Universally acclaimed, “Crip Camp” is a documentary about a 1971 summer camp (Camp Jened) that was touted as a kind of Woodstock; it became associated with a magical summer that led to disability rights activism and the fight for accessibility legislation. Poignant and moving, Barack and Michelle Obama’s production company were the executive producers on this film, which won the Audience Award at the Sundance Film Festival.
5. Brave Blue World
Documentary | 50m
Matt Damon, clean water activist and the co-founder of water.org, teams up with other celebrities, including Liam Neeson and Jaden Smith, in this documentary about the water crisis. By 2025, the UN estimates that 1.8 billion people will be living in water-stressed regions. From reuse to energy generation, the film explores different innovations around the world that help build a future for sustainable water. “Brave Blue World” is meant to inspire and uplift: we can all be part of changing the world and ensuring clean water is accessible for everyone.
6. Slay the Dragon
Documentary | 1h 41m
Don’t be fooled by the title—the dragon in this fascinating and vital documentary isn’t a fire-breathing beast but the longstanding practice of resetting district boundaries to impact election results (aka gerrymandering). The film makes a case for how the practice is a direct threat to democracy and only serves to keep those in power at the top. As we gear up for another contentious election season, this is probably the political doc to watch.

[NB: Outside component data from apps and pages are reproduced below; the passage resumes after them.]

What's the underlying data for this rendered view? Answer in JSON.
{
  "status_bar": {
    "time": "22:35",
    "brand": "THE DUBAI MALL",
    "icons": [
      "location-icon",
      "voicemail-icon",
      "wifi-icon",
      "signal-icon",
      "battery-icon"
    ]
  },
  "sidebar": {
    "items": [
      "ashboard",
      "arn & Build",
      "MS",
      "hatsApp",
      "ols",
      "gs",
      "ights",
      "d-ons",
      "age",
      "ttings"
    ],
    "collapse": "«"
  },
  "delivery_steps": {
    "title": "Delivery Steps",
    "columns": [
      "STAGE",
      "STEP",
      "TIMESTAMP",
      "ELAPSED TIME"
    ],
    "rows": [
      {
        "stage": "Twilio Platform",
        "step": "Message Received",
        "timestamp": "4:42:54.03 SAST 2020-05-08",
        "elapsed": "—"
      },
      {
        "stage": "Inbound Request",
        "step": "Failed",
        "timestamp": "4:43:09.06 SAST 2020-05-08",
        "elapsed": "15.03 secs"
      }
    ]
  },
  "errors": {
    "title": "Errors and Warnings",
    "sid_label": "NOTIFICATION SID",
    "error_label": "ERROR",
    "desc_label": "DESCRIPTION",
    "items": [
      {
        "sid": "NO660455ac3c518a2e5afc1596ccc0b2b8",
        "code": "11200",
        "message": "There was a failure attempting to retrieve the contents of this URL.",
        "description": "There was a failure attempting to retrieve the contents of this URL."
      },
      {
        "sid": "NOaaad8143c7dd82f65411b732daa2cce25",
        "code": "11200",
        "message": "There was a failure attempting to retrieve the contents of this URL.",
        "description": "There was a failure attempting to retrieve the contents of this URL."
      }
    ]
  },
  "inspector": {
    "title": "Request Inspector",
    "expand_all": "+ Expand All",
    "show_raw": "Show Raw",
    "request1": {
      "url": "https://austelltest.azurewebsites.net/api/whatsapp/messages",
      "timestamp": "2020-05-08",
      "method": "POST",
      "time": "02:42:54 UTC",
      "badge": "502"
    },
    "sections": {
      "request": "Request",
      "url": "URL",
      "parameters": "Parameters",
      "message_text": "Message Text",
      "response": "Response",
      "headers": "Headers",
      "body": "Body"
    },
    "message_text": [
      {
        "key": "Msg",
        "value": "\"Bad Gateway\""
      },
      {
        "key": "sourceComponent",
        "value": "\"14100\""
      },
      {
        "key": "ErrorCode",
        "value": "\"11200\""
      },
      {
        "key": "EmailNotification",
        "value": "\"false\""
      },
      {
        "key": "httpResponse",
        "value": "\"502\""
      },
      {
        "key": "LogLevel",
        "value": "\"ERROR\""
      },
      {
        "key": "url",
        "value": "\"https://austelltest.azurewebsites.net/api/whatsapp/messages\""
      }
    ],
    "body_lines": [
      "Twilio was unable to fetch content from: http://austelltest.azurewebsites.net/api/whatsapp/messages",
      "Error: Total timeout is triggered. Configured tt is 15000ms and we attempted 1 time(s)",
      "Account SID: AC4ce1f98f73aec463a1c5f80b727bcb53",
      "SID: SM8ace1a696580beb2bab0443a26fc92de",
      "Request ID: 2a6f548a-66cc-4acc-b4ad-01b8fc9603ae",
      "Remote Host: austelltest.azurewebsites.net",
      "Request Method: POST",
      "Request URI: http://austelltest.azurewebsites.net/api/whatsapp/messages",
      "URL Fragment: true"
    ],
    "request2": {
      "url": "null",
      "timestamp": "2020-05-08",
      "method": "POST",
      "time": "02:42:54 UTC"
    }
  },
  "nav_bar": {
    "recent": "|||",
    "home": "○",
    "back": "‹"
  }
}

7. I Am Greta
Documentary | 1h 37m
For anyone who was moved by Swedish teenager Greta Thunberg’s 2019 UN Climate Action Summit speech where she demanded “How dare you?” to world leaders for their inaction on climate change, this is the doc for you. Follow the passionate activist as she demands urgent action on the climate crisis, and get inspired to join the fight yourself.
8. My Octopus Teacher
Documentary | 1h 25m
This Netflix documentary follows filmmaker Craig Foster for the year he spent befriending a wild octopus in a South African kelp forest. Beautiful, mindful, and moving, this film was instantly beloved by audiences after its debut for its heartfelt storytelling about the healing powers of the natural world.
9. City of Joy
Documentary | 1h 16m
This documentary explores the lingering aftermath of war-torn Eastern Congo for many surviving women, and how they turned a dark reality into light. Bound to remind you of the world-at-large, “City of Joy” is a heart-wrenching yet beautiful testimony of how Congolese women are starting their own grassroots movement to create a safe haven and rise up. Since the organization opened its doors, over 1,000 women have healed and graduated to go back to their communities as leaders.
10. Human Flow
Documentary | 2h 20m
From artist Ai Weiwei, this doc about the global refugee crisis will leave you speechless. The film is a tribute to the people in the trenches—volunteers, doctors, relief workers—fighting to give refugees fleeing unlivable conditions the dignity and respect they deserve. More than a documentary, the film is a call to action, asking the viewer to consider the efforts they would be willing to put forth to protect innocent people from danger. Moving, compassionate, and at times tragic, Human Flow investigates the borders we keep, and when they are worth breaching.
11. The Janes
Documentary | 1h 41m
Set in the 1960’s, this film tells the story of the underground Abortion Counseling Service of Women’s Liberation, known simply as “The Janes.” Based in Chicago but serving all across the Midwest, The Janes provided abortions to 11,000 women from 1969 to 1972. Through frank interviews of Janes going on the record for the first time (some had never even come out to their families!), this doc showcases the vital and dangerous work of providing reproductive healthcare in a time when abortion was illegal.